**Given data:**
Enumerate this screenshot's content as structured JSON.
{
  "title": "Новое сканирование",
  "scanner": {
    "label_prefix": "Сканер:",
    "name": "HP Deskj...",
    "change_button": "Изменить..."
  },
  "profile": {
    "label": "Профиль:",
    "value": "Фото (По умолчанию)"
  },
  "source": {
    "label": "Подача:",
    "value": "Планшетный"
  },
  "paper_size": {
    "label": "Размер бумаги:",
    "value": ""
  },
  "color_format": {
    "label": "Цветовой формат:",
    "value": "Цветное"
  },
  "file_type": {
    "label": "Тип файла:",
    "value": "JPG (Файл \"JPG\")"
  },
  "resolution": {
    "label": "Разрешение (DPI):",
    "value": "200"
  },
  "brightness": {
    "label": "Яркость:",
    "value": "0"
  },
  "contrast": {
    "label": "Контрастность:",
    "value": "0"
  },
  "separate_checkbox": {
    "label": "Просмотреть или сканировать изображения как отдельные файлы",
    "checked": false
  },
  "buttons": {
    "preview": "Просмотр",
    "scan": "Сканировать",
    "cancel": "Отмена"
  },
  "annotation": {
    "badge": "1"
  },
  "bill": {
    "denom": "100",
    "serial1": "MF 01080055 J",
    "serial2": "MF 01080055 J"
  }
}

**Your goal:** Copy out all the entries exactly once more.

**Completed task:**
Enumerate this screenshot's content as structured JSON.
{
  "title": "Новое сканирование",
  "scanner": {
    "label_prefix": "Сканер:",
    "name": "HP Deskj...",
    "change_button": "Изменить..."
  },
  "profile": {
    "label": "Профиль:",
    "value": "Фото (По умолчанию)"
  },
  "source": {
    "label": "Подача:",
    "value": "Планшетный"
  },
  "paper_size": {
    "label": "Размер бумаги:",
    "value": ""
  },
  "color_format": {
    "label": "Цветовой формат:",
    "value": "Цветное"
  },
  "file_type": {
    "label": "Тип файла:",
    "value": "JPG (Файл \"JPG\")"
  },
  "resolution": {
    "label": "Разрешение (DPI):",
    "value": "200"
  },
  "brightness": {
    "label": "Яркость:",
    "value": "0"
  },
  "contrast": {
    "label": "Контрастность:",
    "value": "0"
  },
  "separate_checkbox": {
    "label": "Просмотреть или сканировать изображения как отдельные файлы",
    "checked": false
  },
  "buttons": {
    "preview": "Просмотр",
    "scan": "Сканировать",
    "cancel": "Отмена"
  },
  "annotation": {
    "badge": "1"
  },
  "bill": {
    "denom": "100",
    "serial1": "MF 01080055 J",
    "serial2": "MF 01080055 J"
  }
}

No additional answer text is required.